Some common strategies include:

Chaining - With chaining, each bucket stores a linked list of entries that hash to that index. New entries are appended to the list:

def put(self, key, value):

    index = self.hash_function(key)

    if self.array[index] is None:
        self.array[index] = LinkedList()

    self.array[index].append(HashTableEntry(key, value))

Linear Probing - When a collision occurs, linear probing scans the array sequentially until it finds an empty slot to insert the new entry:

def put(self, key, value):

    index = self.hash_function(key)

    while self.array[index] is not None:
        index = (index + 1) % array_size

    self.array[index] = HashTableEntry(key, value)

Double Hashing - With double hashing, a second hash function is used to determine the offset from the initial index to probe for an open slot:
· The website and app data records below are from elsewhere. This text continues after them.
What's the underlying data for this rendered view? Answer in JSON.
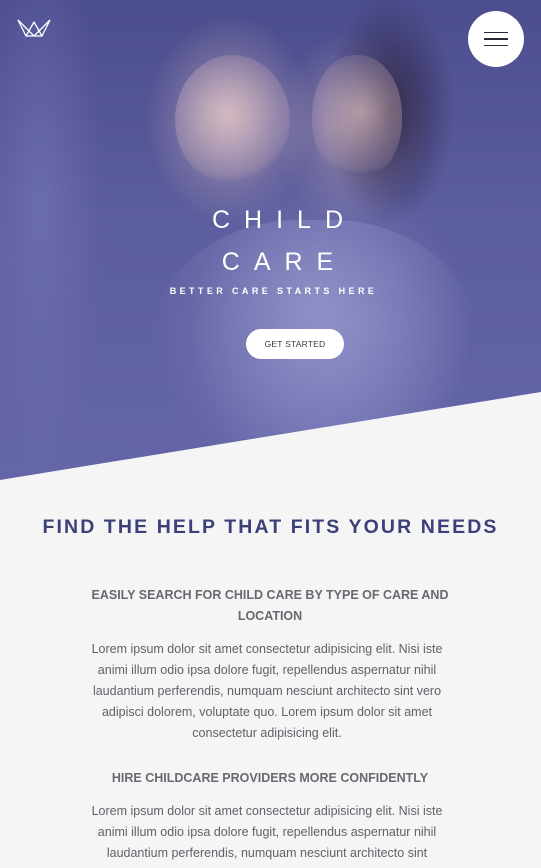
{
  "hero": {
    "title_line1": "CHILD",
    "title_line2": "CARE",
    "tagline": "BETTER CARE STARTS HERE",
    "cta_label": "GET STARTED",
    "overlay_color": "#5c5d9e"
  },
  "nav": {
    "logo_icon": "crown-icon",
    "menu_icon": "hamburger-menu-icon"
  },
  "main": {
    "heading": "FIND THE HELP THAT FITS YOUR NEEDS",
    "heading_color": "#3b4079",
    "blocks": [
      {
        "title": "EASILY SEARCH FOR CHILD CARE BY TYPE OF CARE AND LOCATION",
        "text": "Lorem ipsum dolor sit amet consectetur adipisicing elit. Nisi iste animi illum odio ipsa dolore fugit, repellendus aspernatur nihil laudantium perferendis, numquam nesciunt architecto sint vero adipisci dolorem, voluptate quo. Lorem ipsum dolor sit amet consectetur adipisicing elit."
      },
      {
        "title": "HIRE CHILDCARE PROVIDERS MORE CONFIDENTLY",
        "text": "Lorem ipsum dolor sit amet consectetur adipisicing elit. Nisi iste animi illum odio ipsa dolore fugit, repellendus aspernatur nihil laudantium perferendis, numquam nesciunt architecto sint"
      }
    ]
  }
}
def put(self, key, value):

    index = self.hash_function_1(key)
    increment = self.hash_function_2(key)

    while self.array[index] is not None:
        index = (index + increment) % array_size

    self.array[index] = HashTableEntry(key, value)

There are tradeoffs between these techniques in terms of lookup speed, memory overhead, and implementation complexity. Linear probing tends to be simpler to implement in Python.

Load Factor and Rehashing

As the hash table fills up, the likelihood of collisions increases, reducing lookup performance. The load factor gives the ratio of entries to available slots in the underlying array.

Once the load factor exceeds a threshold, such as 0.7, the array needs to be resized to a larger capacity, and all the entries rehashed into their new indices. This is known as rehashing:

def rehash(self):

    old_array = self.array
    old_capacity = len(old_array)
    new_capacity = 2 * old_capacity

    self.array = [None] * new_capacity

    for entry in old_array:
        if entry is not None:
            index = self.hash_function(entry.key)
            self.array[index] = entry

This creates a new array double the size, rehashes all entries into it, then replaces the old array.

Rehashing should occur whenever the load factor gets too high or the performance of operations like put() declines. This maintains the hash table’s efficiency.

Time and Space Complexity

The time complexity for lookups with a good hash function is O(1) on average. In the worst case, it could approach O(n) if there are many collisions.

Inserts take O(1) time on average but O(n) worst case if many probing attempts are needed during rehashing. Deletes are O(1) since the key is hashed and index accessed directly.

In terms of space complexity, the underlying array requires O(n) additional memory where n is the capacity needed to maintain the desired load factor.

Choosing a low load factor trades memory utilization for faster lookups and inserts. There is a time-memory tradeoff to balance based on the application requirements.

Example Usage

Here is an example of using the hash table to store student names and ID numbers:

hash_table = HashTable(10)

hash_table.put("Jane Doe", "ID1234")
hash_table.put("John Smith", "ID4567")

print(hash_table.get("Jane Doe"))
# Prints ID1234

hash_table.remove("John Smith")

print(hash_table.get("John Smith"))
# Throws KeyError

This demonstrates inserting key-value pairs, retrieving values, and removing entries.

The hash table can scale to handle large datasets efficiently. It is useful for tasks like:


In this guide, we implemented a basic hash table in Python with put(), get(), and remove() methods by:

Hash tables provide fast access and are ubiquitous data structures for many programming applications. Building one from scratch helps reinforce how they function and can be manipulated to optimize for speed or memory usage based on system constraints.